Key findings about U.S. immigrants
Today, more than 40 million people living in the U.S. were born in another country, accounting for about one-fifth of the world’s migrants in 2015.
Immigration offenses make up a growing share of federal arrests
Federal law enforcement agencies are making more arrests for immigration-related offenses and fewer arrests for other types of offenses – including drug, property and gun crimes – than they were a decade ago.
What backgrounds do U.S. Supreme Court justices have?
When President Donald Trump nominated federal appeals court judge Neil Gorsuch to fill the Supreme Court seat left vacant by the death last year of Justice Antonin Scalia, he chose a candidate whose professional background is very much in line with previous and current justices.

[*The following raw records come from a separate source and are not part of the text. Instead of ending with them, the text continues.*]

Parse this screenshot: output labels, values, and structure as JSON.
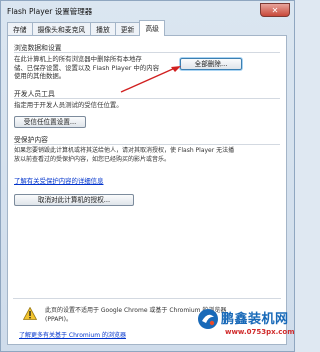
{
  "window": {
    "title": "Flash Player 设置管理器",
    "close_glyph": "✕"
  },
  "tabs": [
    {
      "label": "存储"
    },
    {
      "label": "摄像头和麦克风"
    },
    {
      "label": "播放"
    },
    {
      "label": "更新"
    },
    {
      "label": "高级"
    }
  ],
  "browsing": {
    "title": "浏览数据和设置",
    "desc1": "在此计算机上的所有浏览器中删除所有本地存",
    "desc2": "储、已保存设置、设置以及 Flash Player 中的内容",
    "desc3": "使用的其他数据。",
    "delete_all_label": "全部删除..."
  },
  "developer": {
    "title": "开发人员工具",
    "desc": "指定用于开发人员测试的受信任位置。",
    "trusted_btn_label": "受信任位置设置..."
  },
  "protected": {
    "title": "受保护内容",
    "desc1": "如果您要销毁此计算机或将其送给他人，请对其取消授权，使 Flash Player 无法播",
    "desc2": "放以前查看过的受保护内容，如您已经购买的影片或音乐。",
    "learn_link": "了解有关受保护内容的详细信息",
    "deauth_btn_label": "取消对此计算机的授权..."
  },
  "notice": {
    "line1": "此页的设置不适用于 Google Chrome 或基于 Chromium 的浏览器",
    "line2": "(PPAPI)。",
    "link": "了解更多有关基于 Chromium 的浏览器"
  },
  "watermark": {
    "brand": "鹏鑫装机网",
    "url": "www.0753px.com"
  },
  "colors": {
    "accent": "#1869b8",
    "link": "#0033cc",
    "arrow": "#d12020"
  }
}
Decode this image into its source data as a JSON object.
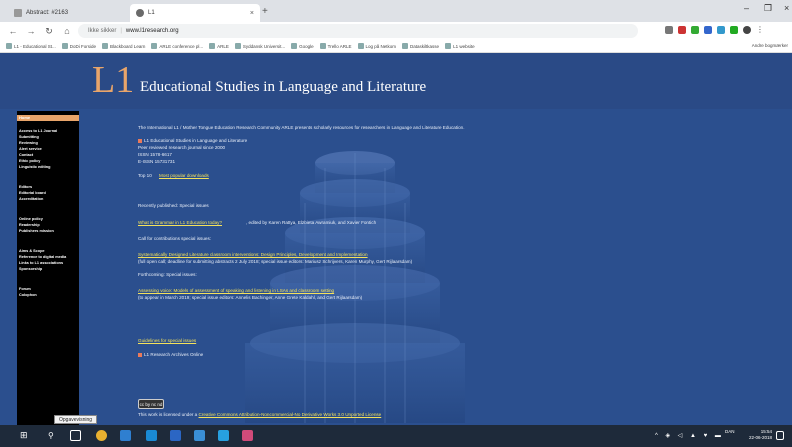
{
  "browser": {
    "tabs": [
      {
        "label": "Abstract: #2163",
        "active": false
      },
      {
        "label": "L1",
        "active": true
      }
    ],
    "address": {
      "security": "Ikke sikker",
      "url": "www.l1research.org"
    },
    "bookmarks": [
      "L1 - Educational St...",
      "DoDi Forside",
      "Blackboard Learn",
      "ARLE conference pl...",
      "ARLE",
      "Syddansk Universit...",
      "Google",
      "Trello ARLE",
      "Log på Netkom",
      "Dataskiltkasse",
      "L1 website"
    ],
    "bookmarks_right": "Andre bogmærker"
  },
  "site": {
    "logo": "L1",
    "title": "Educational Studies in Language and Literature"
  },
  "sidebar": {
    "home": "Home",
    "groups": [
      [
        "Access to L1 Journal",
        "Submitting",
        "Reviewing",
        "Alert service",
        "Contact",
        "Ethic policy",
        "Linguistic editing"
      ],
      [
        "Editors",
        "Editorial board",
        "Accreditation"
      ],
      [
        "Online policy",
        "Readership",
        "Publishers mission"
      ],
      [
        "Aims & Scope",
        "Reference to digital media",
        "Links to L1 associations",
        "Sponsorship"
      ],
      [
        "Forum",
        "Colophon"
      ]
    ]
  },
  "content": {
    "intro": "The International L1 / Mother Tongue Education Research Community    ARLE presents scholarly resources for researchers in Language and Literature Education.",
    "journal_name": "L1 Educational Studies in Language and Literature",
    "journal_desc": "Peer reviewed research journal since 2000",
    "issn": "ISSN 1578-6617",
    "eissn": "E-ISSN 15731731",
    "top10_prefix": "Top 10",
    "top10_link": "Most popular downloads",
    "recent_label": "Recently published: Special issues",
    "recent_link": "What is Grammar in L1 Education today?",
    "recent_editors": ", edited by Karen Rattya, Elzbieta Awramiuk, and Xavier Fontich",
    "call_label": "Call for contributions special issues:",
    "call_link": "Systematically Designed Literature classroom interventions: Design Principles, Development and Implementation",
    "call_note": "(full open call; deadline for submitting abstracts 2 July 2018; special issue editors: Mariusz Schrijvers, Karen Murphy, Gert Rijlaarsdam)",
    "forthcoming_label": "Forthcoming: Special issues:",
    "forthcoming_link": "Assessing voice: Models of assessment of speaking and listening in LSAs and classroom setting",
    "forthcoming_note": "(to appear in March 2019; special issue editors: Annelis Bachinger, Anne Grete Kaldahl, and Gert Rijlaarsdam)",
    "guidelines_link": "Guidelines for special issues",
    "archives": "L1 Research Archives Online",
    "license_badge": "cc by nc nd",
    "license_text": "This work is licensed under a ",
    "license_link": "Creative Commons Attribution-Noncommercial-No Derivative Works 3.0 Unported License"
  },
  "taskbar": {
    "tooltip": "Opgavevisning",
    "time": "15:54",
    "date": "22-06-2018",
    "lang": "DAN"
  }
}
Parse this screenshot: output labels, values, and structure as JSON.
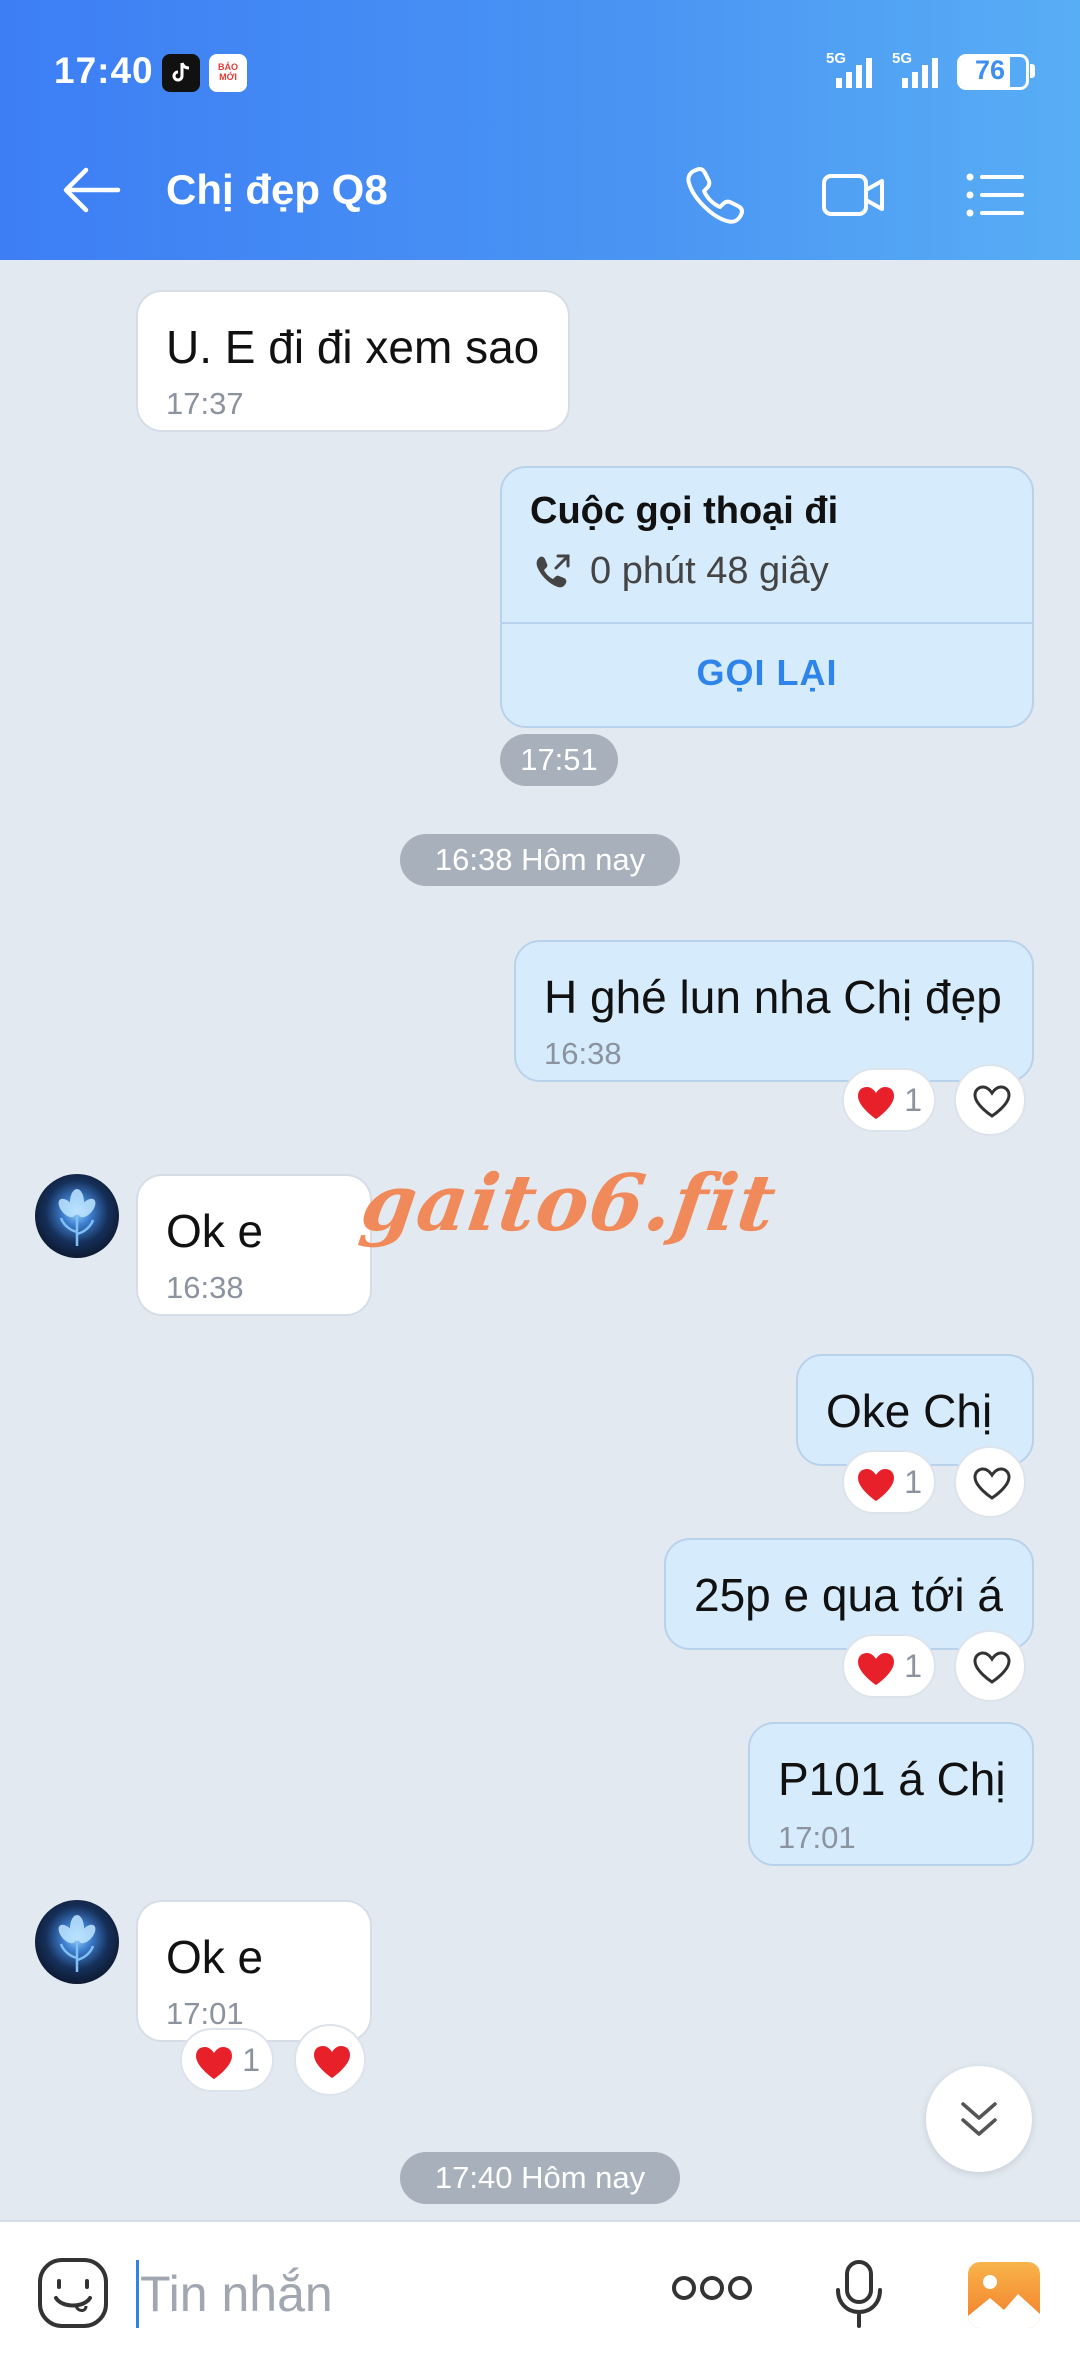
{
  "status_bar": {
    "time": "17:40",
    "app_icons": [
      "tiktok-icon",
      "baomoi-icon"
    ],
    "baomoi_label": "BÁO MỚI",
    "signal_1": "5G",
    "signal_2": "5G",
    "battery": "76",
    "battery_level": 0.76
  },
  "header": {
    "title": "Chị đẹp Q8",
    "icons": [
      "back-arrow-icon",
      "phone-icon",
      "video-camera-icon",
      "menu-list-icon"
    ]
  },
  "messages": [
    {
      "direction": "incoming",
      "text": "U. E đi đi xem sao",
      "time": "17:37"
    },
    {
      "direction": "outgoing",
      "type": "call",
      "title": "Cuộc gọi thoại đi",
      "duration": "0 phút 48 giây",
      "action": "GỌI LẠI",
      "time": "17:51"
    },
    {
      "type": "date_separator",
      "text": "16:38 Hôm nay"
    },
    {
      "direction": "outgoing",
      "text": "H ghé lun nha Chị đẹp",
      "time": "16:38",
      "reaction_count": "1"
    },
    {
      "direction": "incoming",
      "text": "Ok e",
      "time": "16:38"
    },
    {
      "direction": "outgoing",
      "text": "Oke Chị",
      "reaction_count": "1"
    },
    {
      "direction": "outgoing",
      "text": "25p e qua tới á",
      "reaction_count": "1"
    },
    {
      "direction": "outgoing",
      "text": "P101 á Chị",
      "time": "17:01"
    },
    {
      "direction": "incoming",
      "text": "Ok e",
      "time": "17:01",
      "reaction_count": "1"
    },
    {
      "type": "date_separator",
      "text": "17:40 Hôm nay"
    }
  ],
  "watermark": "gaito6.fit",
  "composer": {
    "placeholder": "Tin nhắn",
    "icons": [
      "emoji-icon",
      "more-dots-icon",
      "microphone-icon",
      "image-gallery-icon"
    ]
  },
  "colors": {
    "header_start": "#3d7ef5",
    "header_end": "#58aef5",
    "outgoing_bubble": "#d6ebfc",
    "incoming_bubble": "#ffffff",
    "chat_background": "#e2e9f1",
    "accent": "#2e84ea",
    "reaction_red": "#e8202a",
    "watermark": "#f08a5a"
  }
}
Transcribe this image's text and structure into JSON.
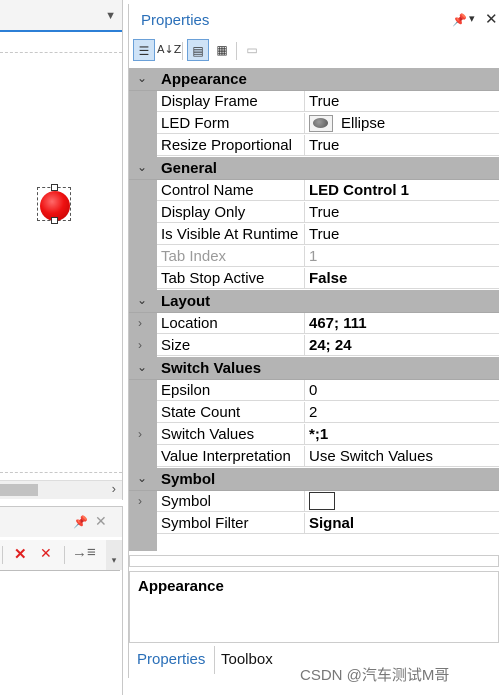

6 facts about black Americans for Black History Month
Over the past 40 years, blacks have made progress on several fronts. Yet large racial gaps persist in areas such as wealth and poverty.
Younger Supreme Court appointees stay on the bench longer, but there are plenty of exceptions
Justices who were younger than 45 when they took the oath of office served an average of 21.6 years on the court; those who were ages 45 to 49 served an average of 19.4 years.
115th Congress sets new high for racial, ethnic diversity
Almost one-in-five voting members of the House and Senate are a racial or ethnic minority, making the 115th U.S. Congress the most diverse in history.
Obama issued fewer executive orders on average than any president since Cleveland
Obama has issued 35 executive orders per year in office, slightly fewer than the 36 per year in office that George W. Bush issued and the lowest average in 120 years.
Obama used clemency power more often than any president since Truman
Obama granted clemency to more people than any U.S. president in 64 years, but he also received far more requests than any president on record.
More Americans say government should ensure health care coverage
As the debate continues over repeal of the Affordable Care Act and what might replace it, a growing share of Americans believe that the federal government has a responsibility to make sure all Americans have health care coverage.
Blacks and Hispanics face extra challenges in getting home loans
Black and Hispanic mortgage applicants are denied more frequently than whites and Asians, and when they do obtain mortgages they tend to pay higher rates.